Directions :: When a line in the entries below contains the word "reward", copy that line.

Task input ::
______
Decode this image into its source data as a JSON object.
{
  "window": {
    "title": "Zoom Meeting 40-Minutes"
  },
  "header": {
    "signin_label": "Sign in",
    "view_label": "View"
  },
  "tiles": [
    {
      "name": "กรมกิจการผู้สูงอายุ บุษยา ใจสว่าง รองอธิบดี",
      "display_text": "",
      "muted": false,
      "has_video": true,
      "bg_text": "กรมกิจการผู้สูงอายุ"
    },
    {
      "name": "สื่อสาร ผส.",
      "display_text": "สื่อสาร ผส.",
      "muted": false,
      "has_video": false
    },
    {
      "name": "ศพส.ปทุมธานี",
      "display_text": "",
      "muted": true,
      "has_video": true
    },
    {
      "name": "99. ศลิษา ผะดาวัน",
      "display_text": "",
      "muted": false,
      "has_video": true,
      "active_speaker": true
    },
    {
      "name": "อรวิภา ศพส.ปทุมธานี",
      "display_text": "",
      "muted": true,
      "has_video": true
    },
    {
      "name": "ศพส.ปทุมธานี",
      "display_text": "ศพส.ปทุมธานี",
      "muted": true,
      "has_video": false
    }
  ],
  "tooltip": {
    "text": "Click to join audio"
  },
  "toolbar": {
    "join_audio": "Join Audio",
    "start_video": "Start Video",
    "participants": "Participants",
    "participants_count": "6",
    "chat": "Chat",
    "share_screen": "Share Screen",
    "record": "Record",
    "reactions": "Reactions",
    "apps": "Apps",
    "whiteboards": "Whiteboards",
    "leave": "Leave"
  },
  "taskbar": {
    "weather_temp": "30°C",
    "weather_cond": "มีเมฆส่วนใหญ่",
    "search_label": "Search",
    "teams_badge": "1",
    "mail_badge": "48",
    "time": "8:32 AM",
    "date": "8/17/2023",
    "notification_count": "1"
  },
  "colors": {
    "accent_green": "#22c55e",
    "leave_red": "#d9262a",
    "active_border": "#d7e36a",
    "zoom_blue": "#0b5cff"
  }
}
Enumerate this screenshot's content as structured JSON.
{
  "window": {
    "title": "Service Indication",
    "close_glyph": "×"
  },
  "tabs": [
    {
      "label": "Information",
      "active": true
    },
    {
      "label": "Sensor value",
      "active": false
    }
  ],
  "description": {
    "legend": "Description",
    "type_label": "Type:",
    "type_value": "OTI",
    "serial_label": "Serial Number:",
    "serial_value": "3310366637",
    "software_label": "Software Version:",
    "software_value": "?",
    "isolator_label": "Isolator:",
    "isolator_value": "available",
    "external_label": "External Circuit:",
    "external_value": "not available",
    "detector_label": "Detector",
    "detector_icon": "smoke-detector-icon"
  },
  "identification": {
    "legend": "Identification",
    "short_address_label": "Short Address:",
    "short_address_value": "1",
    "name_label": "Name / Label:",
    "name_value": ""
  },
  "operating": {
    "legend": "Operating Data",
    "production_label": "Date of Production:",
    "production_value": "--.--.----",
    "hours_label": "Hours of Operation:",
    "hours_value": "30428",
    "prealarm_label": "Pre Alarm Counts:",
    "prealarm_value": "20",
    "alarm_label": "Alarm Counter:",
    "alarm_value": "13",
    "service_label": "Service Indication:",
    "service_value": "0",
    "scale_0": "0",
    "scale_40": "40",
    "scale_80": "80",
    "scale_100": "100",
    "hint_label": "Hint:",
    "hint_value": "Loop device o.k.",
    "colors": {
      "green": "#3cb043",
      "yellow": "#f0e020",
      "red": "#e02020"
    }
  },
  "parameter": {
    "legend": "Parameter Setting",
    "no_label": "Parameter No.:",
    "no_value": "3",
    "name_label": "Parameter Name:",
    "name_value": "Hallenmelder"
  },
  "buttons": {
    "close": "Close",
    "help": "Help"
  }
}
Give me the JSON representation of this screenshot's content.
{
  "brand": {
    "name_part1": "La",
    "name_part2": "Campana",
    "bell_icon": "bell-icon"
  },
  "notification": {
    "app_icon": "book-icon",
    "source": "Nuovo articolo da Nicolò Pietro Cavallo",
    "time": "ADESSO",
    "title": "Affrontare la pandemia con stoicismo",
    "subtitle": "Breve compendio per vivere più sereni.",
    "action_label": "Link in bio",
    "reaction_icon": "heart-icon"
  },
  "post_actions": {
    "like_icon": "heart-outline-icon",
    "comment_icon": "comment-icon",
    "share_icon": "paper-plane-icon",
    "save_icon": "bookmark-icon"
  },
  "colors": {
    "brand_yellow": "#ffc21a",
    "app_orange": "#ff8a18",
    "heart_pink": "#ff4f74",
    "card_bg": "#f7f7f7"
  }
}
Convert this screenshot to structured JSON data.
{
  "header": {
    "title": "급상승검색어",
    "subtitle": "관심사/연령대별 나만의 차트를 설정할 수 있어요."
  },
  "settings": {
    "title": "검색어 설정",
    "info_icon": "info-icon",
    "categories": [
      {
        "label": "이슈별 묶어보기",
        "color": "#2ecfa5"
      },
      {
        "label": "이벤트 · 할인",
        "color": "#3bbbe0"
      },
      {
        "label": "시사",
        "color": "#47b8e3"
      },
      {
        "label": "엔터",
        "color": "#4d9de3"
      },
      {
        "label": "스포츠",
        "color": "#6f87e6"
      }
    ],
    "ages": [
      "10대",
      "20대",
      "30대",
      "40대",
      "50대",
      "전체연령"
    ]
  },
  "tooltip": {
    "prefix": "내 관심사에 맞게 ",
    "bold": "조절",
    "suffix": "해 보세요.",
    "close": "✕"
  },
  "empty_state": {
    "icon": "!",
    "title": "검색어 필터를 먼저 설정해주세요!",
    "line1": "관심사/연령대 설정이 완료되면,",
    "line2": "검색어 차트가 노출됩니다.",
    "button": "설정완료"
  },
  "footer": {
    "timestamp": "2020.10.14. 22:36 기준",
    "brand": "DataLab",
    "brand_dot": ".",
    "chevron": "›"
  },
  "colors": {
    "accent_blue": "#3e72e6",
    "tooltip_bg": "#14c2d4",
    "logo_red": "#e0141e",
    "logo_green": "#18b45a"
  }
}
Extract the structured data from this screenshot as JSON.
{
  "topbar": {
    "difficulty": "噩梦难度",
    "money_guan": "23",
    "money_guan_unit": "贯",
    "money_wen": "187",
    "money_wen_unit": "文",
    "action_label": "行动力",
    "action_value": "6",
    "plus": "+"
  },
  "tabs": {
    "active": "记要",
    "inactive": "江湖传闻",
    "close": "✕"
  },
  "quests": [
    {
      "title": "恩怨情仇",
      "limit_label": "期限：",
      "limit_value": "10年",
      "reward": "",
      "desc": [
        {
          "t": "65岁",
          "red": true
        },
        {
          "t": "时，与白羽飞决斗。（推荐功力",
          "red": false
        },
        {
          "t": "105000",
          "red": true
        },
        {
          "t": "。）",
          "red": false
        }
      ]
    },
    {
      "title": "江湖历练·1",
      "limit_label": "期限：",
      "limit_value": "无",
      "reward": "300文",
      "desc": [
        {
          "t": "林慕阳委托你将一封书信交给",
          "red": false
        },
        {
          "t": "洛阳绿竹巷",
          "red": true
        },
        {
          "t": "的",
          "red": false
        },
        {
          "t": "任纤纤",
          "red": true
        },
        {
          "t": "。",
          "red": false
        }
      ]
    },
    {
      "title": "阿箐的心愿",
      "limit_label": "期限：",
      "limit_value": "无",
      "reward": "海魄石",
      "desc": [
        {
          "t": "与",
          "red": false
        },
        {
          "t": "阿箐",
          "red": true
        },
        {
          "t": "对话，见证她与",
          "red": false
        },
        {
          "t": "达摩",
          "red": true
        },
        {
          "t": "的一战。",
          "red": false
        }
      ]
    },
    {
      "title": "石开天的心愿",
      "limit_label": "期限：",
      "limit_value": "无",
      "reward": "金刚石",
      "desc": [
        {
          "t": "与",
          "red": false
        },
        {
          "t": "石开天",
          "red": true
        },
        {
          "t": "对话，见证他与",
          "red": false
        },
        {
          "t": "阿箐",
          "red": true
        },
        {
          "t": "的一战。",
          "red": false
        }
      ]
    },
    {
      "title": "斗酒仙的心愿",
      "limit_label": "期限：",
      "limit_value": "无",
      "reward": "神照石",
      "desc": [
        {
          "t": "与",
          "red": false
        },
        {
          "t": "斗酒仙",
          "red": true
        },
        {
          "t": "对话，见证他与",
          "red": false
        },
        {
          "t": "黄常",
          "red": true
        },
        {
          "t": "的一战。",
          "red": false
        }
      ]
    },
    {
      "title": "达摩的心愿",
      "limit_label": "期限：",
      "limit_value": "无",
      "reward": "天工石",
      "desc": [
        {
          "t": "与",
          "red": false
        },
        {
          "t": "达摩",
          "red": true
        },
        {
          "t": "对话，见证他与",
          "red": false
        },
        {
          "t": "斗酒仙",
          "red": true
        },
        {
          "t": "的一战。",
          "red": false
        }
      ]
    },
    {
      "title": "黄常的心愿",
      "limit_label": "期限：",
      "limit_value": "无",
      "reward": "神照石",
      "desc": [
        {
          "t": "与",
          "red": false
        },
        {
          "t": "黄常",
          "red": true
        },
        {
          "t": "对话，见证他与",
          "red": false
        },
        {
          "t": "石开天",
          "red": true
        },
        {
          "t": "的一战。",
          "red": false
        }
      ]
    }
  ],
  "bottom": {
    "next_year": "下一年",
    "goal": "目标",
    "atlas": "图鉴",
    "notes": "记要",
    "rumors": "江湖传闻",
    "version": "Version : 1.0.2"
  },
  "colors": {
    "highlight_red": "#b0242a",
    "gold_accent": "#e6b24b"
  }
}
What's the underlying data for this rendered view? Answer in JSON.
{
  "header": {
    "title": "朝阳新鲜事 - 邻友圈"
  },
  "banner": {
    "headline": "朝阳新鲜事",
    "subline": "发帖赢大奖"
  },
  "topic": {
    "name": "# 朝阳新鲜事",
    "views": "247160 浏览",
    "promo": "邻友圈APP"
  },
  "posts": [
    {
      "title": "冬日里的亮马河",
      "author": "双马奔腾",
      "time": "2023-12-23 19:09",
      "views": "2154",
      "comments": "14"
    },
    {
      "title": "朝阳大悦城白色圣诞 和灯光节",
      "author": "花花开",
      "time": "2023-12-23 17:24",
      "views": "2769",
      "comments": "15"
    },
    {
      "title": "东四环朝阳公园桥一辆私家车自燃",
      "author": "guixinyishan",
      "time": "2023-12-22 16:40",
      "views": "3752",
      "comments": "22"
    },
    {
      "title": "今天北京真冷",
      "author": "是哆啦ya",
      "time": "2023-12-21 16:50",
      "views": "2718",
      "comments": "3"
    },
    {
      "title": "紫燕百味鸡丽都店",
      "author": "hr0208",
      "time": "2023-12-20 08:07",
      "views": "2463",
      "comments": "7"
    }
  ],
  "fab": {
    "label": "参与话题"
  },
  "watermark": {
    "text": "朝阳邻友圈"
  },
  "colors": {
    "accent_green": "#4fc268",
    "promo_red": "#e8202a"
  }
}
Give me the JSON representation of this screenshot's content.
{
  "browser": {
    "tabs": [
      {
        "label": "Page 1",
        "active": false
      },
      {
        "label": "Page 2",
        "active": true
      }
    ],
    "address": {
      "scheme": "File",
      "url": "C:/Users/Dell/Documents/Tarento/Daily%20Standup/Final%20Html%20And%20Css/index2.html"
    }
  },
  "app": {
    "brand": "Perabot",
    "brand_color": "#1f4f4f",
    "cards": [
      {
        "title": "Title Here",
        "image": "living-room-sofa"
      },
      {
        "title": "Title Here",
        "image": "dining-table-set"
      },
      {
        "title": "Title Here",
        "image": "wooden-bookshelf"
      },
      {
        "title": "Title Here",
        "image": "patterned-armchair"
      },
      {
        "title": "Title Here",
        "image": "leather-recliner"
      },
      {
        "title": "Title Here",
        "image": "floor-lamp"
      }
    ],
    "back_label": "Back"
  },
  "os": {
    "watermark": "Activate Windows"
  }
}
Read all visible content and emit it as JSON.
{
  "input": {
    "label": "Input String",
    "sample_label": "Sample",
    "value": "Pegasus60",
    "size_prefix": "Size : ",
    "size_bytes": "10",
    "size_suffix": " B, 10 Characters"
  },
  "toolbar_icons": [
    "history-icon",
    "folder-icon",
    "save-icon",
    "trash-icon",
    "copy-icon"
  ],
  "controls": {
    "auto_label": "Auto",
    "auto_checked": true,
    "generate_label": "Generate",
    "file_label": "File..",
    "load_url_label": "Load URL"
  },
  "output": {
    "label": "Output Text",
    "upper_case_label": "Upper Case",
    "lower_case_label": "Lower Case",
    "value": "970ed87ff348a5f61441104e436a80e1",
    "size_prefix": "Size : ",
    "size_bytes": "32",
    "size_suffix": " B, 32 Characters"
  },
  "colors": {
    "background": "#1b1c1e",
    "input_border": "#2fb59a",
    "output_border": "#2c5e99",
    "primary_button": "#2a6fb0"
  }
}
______
Exercise response ::
      "reward": "",
      "reward": "300文",
      "reward": "海魄石",
      "reward": "金刚石",
      "reward": "神照石",
      "reward": "天工石",
      "reward": "神照石",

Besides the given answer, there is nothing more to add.